It’s been a good place for Asia–Pacific healthcare professionals to get some resources. For instance, there is the Royal College of Nursing disease activity score (DAS) video which has been translated into different languages such as Chinese etc. Chiefly, I want to sign post those interested to the latest evidence-based guidelines and to organisations that offer valuable resources, providing the most up-to-date work. For example, signposting to work posted on the Asia–Pacific League Against Rheumatology (APLAR) website, which offer resources for nurses across Asia–Pacific to download. There are teach-the-teacher style programmes to support them initially, before they may move onto undertake something like the European League Against Rheumatism (EULAR) course. What I’m trying to do is encourage them in every way possible, and these are exciting projects to be part of. Supporting and offering resources to new rheumatology nurses is key to the future of the specialism. I’ve also just published a second edition of the Oxford University Press Musculoskeletal Handbook.
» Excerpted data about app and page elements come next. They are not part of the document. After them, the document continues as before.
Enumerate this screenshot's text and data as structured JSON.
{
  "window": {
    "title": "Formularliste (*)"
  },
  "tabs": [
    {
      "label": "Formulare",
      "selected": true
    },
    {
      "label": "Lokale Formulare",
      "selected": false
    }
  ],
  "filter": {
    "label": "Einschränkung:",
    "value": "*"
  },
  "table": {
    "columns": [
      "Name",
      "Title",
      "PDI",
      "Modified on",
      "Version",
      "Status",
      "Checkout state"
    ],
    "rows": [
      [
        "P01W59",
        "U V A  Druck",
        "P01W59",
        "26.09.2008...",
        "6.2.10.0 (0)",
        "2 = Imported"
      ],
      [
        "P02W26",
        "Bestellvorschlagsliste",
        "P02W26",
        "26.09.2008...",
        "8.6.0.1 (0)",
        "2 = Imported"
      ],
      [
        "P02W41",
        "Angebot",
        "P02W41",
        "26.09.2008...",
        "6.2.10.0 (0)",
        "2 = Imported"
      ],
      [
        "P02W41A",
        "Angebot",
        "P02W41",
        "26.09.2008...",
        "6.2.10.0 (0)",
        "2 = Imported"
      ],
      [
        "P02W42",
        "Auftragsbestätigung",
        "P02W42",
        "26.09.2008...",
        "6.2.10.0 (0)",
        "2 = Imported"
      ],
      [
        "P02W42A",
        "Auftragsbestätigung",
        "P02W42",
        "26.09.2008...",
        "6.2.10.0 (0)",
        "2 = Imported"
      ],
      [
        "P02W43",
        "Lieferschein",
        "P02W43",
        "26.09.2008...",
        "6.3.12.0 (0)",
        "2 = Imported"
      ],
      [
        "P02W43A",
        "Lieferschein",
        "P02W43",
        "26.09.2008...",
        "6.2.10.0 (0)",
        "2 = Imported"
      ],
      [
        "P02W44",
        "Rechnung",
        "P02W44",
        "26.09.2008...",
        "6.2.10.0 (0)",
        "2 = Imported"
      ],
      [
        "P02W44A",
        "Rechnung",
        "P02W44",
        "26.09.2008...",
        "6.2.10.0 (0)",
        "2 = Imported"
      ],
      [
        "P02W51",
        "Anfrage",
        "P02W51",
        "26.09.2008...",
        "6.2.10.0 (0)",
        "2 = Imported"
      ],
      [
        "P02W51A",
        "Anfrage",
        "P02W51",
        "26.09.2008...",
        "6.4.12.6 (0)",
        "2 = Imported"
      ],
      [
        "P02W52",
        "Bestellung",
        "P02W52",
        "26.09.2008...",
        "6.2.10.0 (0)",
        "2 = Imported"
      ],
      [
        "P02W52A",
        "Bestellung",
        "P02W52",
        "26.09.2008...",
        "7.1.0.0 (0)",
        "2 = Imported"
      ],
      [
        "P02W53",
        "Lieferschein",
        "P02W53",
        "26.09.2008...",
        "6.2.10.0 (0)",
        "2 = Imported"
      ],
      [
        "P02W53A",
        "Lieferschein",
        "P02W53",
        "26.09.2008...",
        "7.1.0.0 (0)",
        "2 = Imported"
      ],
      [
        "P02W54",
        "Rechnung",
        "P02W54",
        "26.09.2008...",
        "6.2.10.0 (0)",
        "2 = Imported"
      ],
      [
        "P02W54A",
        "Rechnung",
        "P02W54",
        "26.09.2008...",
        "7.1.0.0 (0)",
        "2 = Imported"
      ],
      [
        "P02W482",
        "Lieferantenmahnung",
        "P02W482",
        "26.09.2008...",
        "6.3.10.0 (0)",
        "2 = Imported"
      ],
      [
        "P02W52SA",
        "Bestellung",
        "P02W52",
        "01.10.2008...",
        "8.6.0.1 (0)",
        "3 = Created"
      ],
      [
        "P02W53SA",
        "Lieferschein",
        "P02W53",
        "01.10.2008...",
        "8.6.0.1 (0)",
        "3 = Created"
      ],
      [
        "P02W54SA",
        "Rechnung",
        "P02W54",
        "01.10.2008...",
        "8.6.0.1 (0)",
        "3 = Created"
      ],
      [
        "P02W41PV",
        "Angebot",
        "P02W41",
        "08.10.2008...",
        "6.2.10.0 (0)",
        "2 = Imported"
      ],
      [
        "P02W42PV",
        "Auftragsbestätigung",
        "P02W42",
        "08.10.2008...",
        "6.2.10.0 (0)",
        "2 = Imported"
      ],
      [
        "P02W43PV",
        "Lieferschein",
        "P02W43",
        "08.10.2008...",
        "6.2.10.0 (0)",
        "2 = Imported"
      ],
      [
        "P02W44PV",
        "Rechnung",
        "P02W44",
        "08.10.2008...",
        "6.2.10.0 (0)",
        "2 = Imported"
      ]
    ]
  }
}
I worked with some excellent contributors to get it out there and I think it is a really good resource.
Could you tell us what your role entailed whilst you served 4 years as Chair of the EULAR Healthcare Professionals Standing Committee?
It’s a big organisation and you’re working with many different countries. The role was really about being part of the executive team helping to form the way forward for EULAR and to provide a sense of the type of work carried out and issues facing all healthcare professionals such as nurses, physiotherapists, psychologists, occupational therapists, podiatrists, and doctors. As Chair I was representing the healthcare professionals’ experiences, knowledge, and developmental needs with the context of the committee’s remit. Members of the Executive Committee identify key issues that are relevant to improving patient care and help healthcare professionals in all areas to deliver evidence-based practice. The Health Professionals Standing Committee also help to form the scientific programme for EULAR each year. As chair I also focussed on encouraging more countries to join EULAR as country members in the Health Professionals category, a key issue allowing greater representation at the EULAR congress.
Were there any projects you led whilst serving as Chair that you are particularly proud of?
When you’re Chair, you pick up work from the previous Chair and build on what they have done. Equally, when you walk away, it’s a very humbling thing because it’s as though you were never there, as the work carries on. I’m particularly proud of the fact that previously we had 10 or 12 healthcare professional organisations on the EULAR group as country members, and that’s now 25. I spent a lot of time visiting other countries in Europe who wanted to join and mentored them along the route to submitting to the Executive Committee for EULAR membership.
In 2014 you were recognised in the Queen’s birthday honours list and awarded an Order of the British Empire (OBE); do you think this will have raised the profile of rheumatology as a speciality?
For me it was a big surprise and I was incredibly proud. Apparently, to be able to be considered for submission you require significant support from a range of organisations before you can be considered. So, it was a very humbling experience for me because I worked in an unusual way in that I was an independent nurse consultant, working with the NHS, but also undertaking different pieces of work with different organisations. It was an unusual model compared to most other nurses. So, for me, that was a very strong endorsement of what I was doing. I hope, in some small way, it has raised the profile for rheumatology nursing, and for patients.